James Alvin Palmer
born James Alvin Wiesen
- Bats Right, Throws Right
- Height 6' 3", Weight 196 lb.
- School Arizona State University, Towson University
- High School Scottsdale High School
- Debut April 17, 1965
- Final Game May 12, 1984
- Born October 15, 1945 in New York, NY USA
"Jim had one of the most beautiful deliveries I've ever seen. It was almost like watching ballet." - Ray Miller, former Orioles pitching coach
In the year that Mike Flanagan won the Cy Young Award, someone asked him about another Baltimore pitcher, Jim Palmer, who had earned the same honor years earlier: "Yeah, Palmer is Cy Old," Flanagan replied, without cracking a smile.
Right-hander Jim Palmer spent his entire career with the Baltimore Orioles and was arguably the best pitcher of the 1970s. He won three Cy Young Awards (1973, 1975, and 1976), was named to six All-Star Games, and won 20 games eight times. In 1983, he notched a final World Series win for the Orioles, but the next season, his ERA was over 9.00 and he was released. He attempted a comeback in 1991, after he had been inducted in the Hall of Fame, but it fizzled out in spring training.
He was elected to the Baseball Hall of Fame on January 9, 1990 by the Baseball Writers Association of America. His #22 was retired by the Orioles in 1985, a year before he was inducted into the team's Hall of Fame alongside teammate Ken Singleton. In 2012, the Orioles unveiled a statue of his outside Oriole Park at Camden Yards, where his likeness joined that of other franchise greats, including manager Earl Weaver. Since his playing career ended, he has remained in the Oriole family, working as a television broadcaster for the team.
He became the only pitcher to give up three home runs in an All-Star Game, doing so the 1977 All-Star Game. But despite four times in the league's top 10 for home runs allowed and a long career, Palmer never gave up a grand slam during his career. This was not by accident: he explained that he would rather give up a walk with the bases loaded than a long hit, and would deliberately nibble around the plate in such situations, never challenging the hitters directly. It may have given his manager gray hair, but it worked.
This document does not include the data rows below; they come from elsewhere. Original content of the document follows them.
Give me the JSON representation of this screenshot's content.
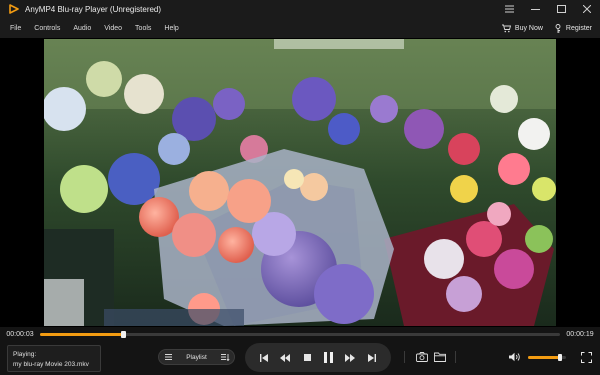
{
  "window": {
    "title": "AnyMP4 Blu-ray Player (Unregistered)",
    "logo_icon": "play-triangle-logo",
    "accent_color": "#f39c12"
  },
  "menu": {
    "items": [
      "File",
      "Controls",
      "Audio",
      "Video",
      "Tools",
      "Help"
    ],
    "buy_now": "Buy Now",
    "register": "Register"
  },
  "player": {
    "elapsed": "00:00:03",
    "duration": "00:00:19",
    "progress_fraction": 0.16,
    "playing_label": "Playing:",
    "file_name": "my blu-ray Movie 203.mkv",
    "playlist_label": "Playlist",
    "volume_fraction": 0.85
  }
}
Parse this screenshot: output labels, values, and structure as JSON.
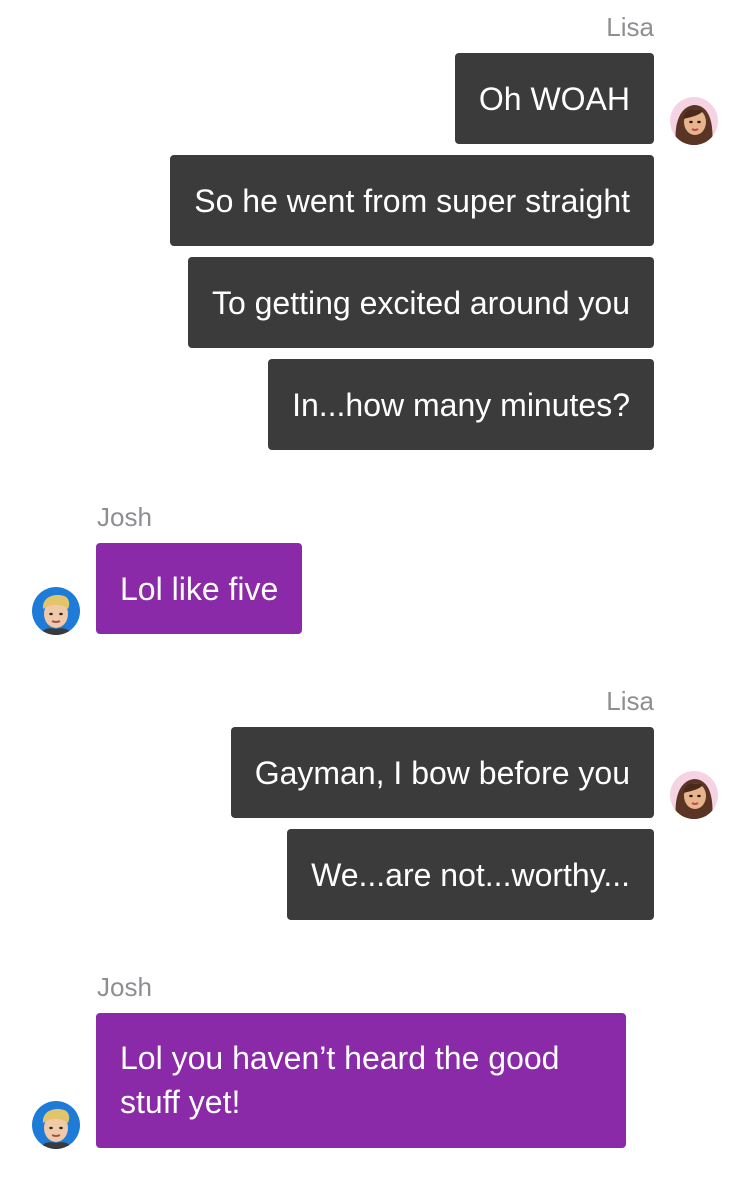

He was adopted at birth by a rich New Yorker named Moe Wielsen, but his adoptive father died when he was 8 and he moved to California with his mother, who remarried actor Max Palmer. The family moved to Arizona before high school and he was briefly at Arizona State University before signing his first pro contract.
In addition to his playing career, Palmer is known for appearing in ads for Jockey underwear and The Money Store. He got his nickname "Cakes" for his love of eating pancakes, especially on days he was starting.
- 6-time AL All-Star (1970-1972, 1975, 1977 & 1978)
- 3-time AL Cy Young Award Winner (1973, 1975 & 1976)
- 4-time AL Gold Glove Winner (1976-1979)
- 2-time AL ERA Leader (1973 & 1975)
- 3-time AL Wins Leader (1975-1977)
- AL Winning Percentage Leader (1982)
- 4-time AL Innings Pitched Leader (1970 & 1976-1978)
- AL Complete Games Leader (1977)
- 2-time AL Shutouts Leader (1970 & 1975)
- 15 Win Seasons: 12 (1966, 1969-1973, 1975-1978, 1980 & 1982)
- 20 Win Seasons: 8 (1970-1973 & 1975-1978)
- 200 Innings Pitched Seasons: 11 (1966, 1970-1973, 1975-1978, 1980 & 1982)
- 300 Innings Pitched Seasons: 4 (1970 & 1975-1977)
- Won three World Series with the Baltimore Orioles (1966, 1970 & 1983)
- Baseball Hall of Fame: Class of 1990
|AL Cy Young Award|
|Gaylord Perry||Jim Palmer||Catfish Hunter|
|Catfish Hunter||Jim Palmer||Jim Palmer|
|Jim Palmer||Jim Palmer||Sparky Lyle|
- Thomas Boswell: "Palmer vs. Palmer", in Why Time Begins on Opening Day, Penguin Books, New York, NY, 1984, pp. 223-238.
- Tyler Kepner: "Jim Palmer, at 70, Is Still Talking Pitching", The New York Times, May 28, 2016.